I want to have a vodka tasting party and force everyone to dress up in furs. There would be no smiling allowed.
I opened up a Word document that I saved at 5:10 on the morning of August 8th, and this is all that I found.
It wasn’t a disappointment.
My college education is the best gift anyone has ever given me. My parents saved the money to send my brother and me to college since the day we were born. My parents planned every second of their financial lives to give my brother and me an outrageously generous opportunity. I get how people can throw tons of hate on me for that, especially as more and more students graduate from college with debilitating debt.
But here’s what my parents didn’t do. They never taught us to believe that they wanted us to go to college because we deserved it. They taught us to believe that they wanted us to go to college because everyone deserved it. It drove me to want to give that opportunity, in whatever way I could, to other people, which is the main reason I spent two years working as an AmeriCorps member with a pre-college program.
Seeing someone sacrifice like that for you builds a pretty strong bond and some pretty significant respect. It made me trust them completely and helped build a parental relationship that I would never trade with anyone. They made sure we understood what our privilege meant, and that many people didn’t have it, which I’ve grown up to realize is a much rarer lesson than it should be. My parents never taught us to expect anything in return for our education. They emphasized that if we wasted our opportunities, if we took advantage of what we had, it was on us. They made us feel a sense of obligation to deserve the opportunity they’d given us - not the other way around.
I’m sure there are kids whose parents have paid for their educations who are straight up ungrateful pieces of shit. I’m sure there are kids who expect that because of the opportunity their parents gave them, they’ll shit rainbows their whole life. But I’m not those people.
Two days before Steve Jobs died, I was asked to submit a bio for myself to my new employer so they could put it in an inter-office newsletter. I hate writing bios for myself, because I inherently love to make myself sound like I’m the best person I know. I try to steer clear of activities that encourage this awful habit. Instead, I try to make fun of myself.
I wrote a bio for Steve Jobs but replaced his name with my name. I work at an advertising agency as a copy/content writer, so I thought I’d pretty much hit the nail on the head. I patted myself on the back for being clever for I don’t know, about two days.
It ended up being one of the most insensitive things I’ve ever done.

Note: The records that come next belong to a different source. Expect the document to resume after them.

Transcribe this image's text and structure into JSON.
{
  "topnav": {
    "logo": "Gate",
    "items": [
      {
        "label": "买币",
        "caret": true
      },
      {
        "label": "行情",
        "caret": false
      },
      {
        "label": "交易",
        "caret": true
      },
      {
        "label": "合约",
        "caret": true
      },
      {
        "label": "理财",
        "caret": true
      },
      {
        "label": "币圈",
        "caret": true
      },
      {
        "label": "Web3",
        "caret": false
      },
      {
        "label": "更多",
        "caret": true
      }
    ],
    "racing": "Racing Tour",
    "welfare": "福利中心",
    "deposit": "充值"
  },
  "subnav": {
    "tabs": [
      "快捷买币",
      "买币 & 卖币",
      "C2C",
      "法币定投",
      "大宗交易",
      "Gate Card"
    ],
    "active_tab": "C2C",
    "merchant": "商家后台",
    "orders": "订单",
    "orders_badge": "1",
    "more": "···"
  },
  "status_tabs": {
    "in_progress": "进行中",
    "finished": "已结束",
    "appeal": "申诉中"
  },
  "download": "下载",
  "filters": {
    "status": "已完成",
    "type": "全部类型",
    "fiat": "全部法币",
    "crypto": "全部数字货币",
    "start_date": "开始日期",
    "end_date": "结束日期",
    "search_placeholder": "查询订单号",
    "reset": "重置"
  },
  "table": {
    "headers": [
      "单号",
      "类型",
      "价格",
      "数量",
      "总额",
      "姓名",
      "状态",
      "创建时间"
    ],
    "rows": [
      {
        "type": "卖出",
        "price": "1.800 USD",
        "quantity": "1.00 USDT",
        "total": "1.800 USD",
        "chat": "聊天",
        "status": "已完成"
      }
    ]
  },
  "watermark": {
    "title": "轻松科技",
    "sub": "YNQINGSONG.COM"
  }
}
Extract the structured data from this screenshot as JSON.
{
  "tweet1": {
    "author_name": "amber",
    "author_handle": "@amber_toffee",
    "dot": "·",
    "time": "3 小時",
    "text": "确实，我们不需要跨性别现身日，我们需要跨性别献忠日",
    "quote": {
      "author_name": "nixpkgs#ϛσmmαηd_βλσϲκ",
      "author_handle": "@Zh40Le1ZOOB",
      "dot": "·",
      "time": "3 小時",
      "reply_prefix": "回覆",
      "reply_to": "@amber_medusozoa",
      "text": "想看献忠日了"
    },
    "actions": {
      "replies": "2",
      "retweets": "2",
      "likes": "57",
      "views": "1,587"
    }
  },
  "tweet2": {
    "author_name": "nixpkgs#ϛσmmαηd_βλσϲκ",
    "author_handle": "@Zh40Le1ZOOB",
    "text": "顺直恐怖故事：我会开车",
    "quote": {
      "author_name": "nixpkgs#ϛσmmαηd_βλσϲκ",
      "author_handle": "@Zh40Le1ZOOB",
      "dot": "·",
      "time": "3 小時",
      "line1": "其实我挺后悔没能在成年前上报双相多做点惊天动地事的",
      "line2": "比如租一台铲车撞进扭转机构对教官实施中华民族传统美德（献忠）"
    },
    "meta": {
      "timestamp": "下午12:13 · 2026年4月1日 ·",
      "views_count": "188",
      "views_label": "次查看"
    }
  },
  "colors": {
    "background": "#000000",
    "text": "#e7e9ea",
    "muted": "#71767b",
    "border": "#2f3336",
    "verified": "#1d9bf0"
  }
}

I started thinking about this after reading Erin’s post about how weird it is to have to write your own bio. It is awful. Once I start thinking about embarrassing things I’ve done, I cannot stop. I keep going back into my email archives and reading the bio over and over and wincing. I become virtually paralyzed by my own awkwardness, so I’m just going to let this out into the world so you guys can imagine what it must have been like to be my employer, realizing you just hired a complete asshole.
Limbs – I’m going out on one. I spent the entire summer after my graduation from college reading Eat, Pray, Love. I spent a month between India and Bali, mustering up the stomach to finish it. Please understand first that there were parts of this book that I found genuinely enjoyable. Please also understand that this book is so far from my experience – I’ve never been married, I’ve never been in love (by my own estimation), and I’ve never been in any sort of relationship that fueled anything other than resentment or ambivalence. I spent my entire four years of college “soul-searching” and most of the time since learning to be myself by myself, which I now understand is something many women don’t feel they are allowed to do. I went to Italy by myself and just kind of did the damn thing. I suppose that is why I don’t really understand the need to force one’s self to do this, and after experiencing this story as both a book and a movie, I realize how lucky that makes me. I’ve read many reviews and testimonials about this book and the way women have experienced it, but there is one thing I’ve never seen written about it. This is a story about a woman who is profoundly unable to be alone.
First, I am happy for the men and women who have fought so hard for the past ten years to make sure this day would come. I hope Osama bin Laden’s death means that they are steps closer to being brought home to their families for good, although I have lived in a nation at war long enough to be skeptical. I am happy that President Obama is able to announce this news, because he needs the confidence and the power it will bring him in the eyes of the American people. I am happy for the families of the victims of 9/11, who possibly feel a greater sense of closure with a little less evil in the world. I understand that many people see this death as a victory, but I have a hard time understanding how, as a nation now embroiled in three wars, we are victorious. Saddam Hussein was put to death nearly five years ago. We are still fighting in Iraq.
Osama bin Laden was one man. There are nations of people who hate Americans. He is a symbol of something deplorable that happened to Americans, but he is not the only man who unnecessarily harms his fellow men. His death is symbolic to the United States because it provides a sense of closure, especially to those who lost loved ones in the 9/11 attacks, but I worry that in our polarized political climate, many of us have gotten carried away with symbols. We burn Korans and outlaw the practicing of the Muslim faith because many members of al-Qaeda are Muslim. We accuse our first biracial president of being Muslim as if it is a dirty word, because he looks different, and we cannot understand that he could be so similar to us. We are focused on revenge and on who will pay for what has been done to us – both emotionally, in our wars abroad, and economically, as we determine who will “pay” for our recession.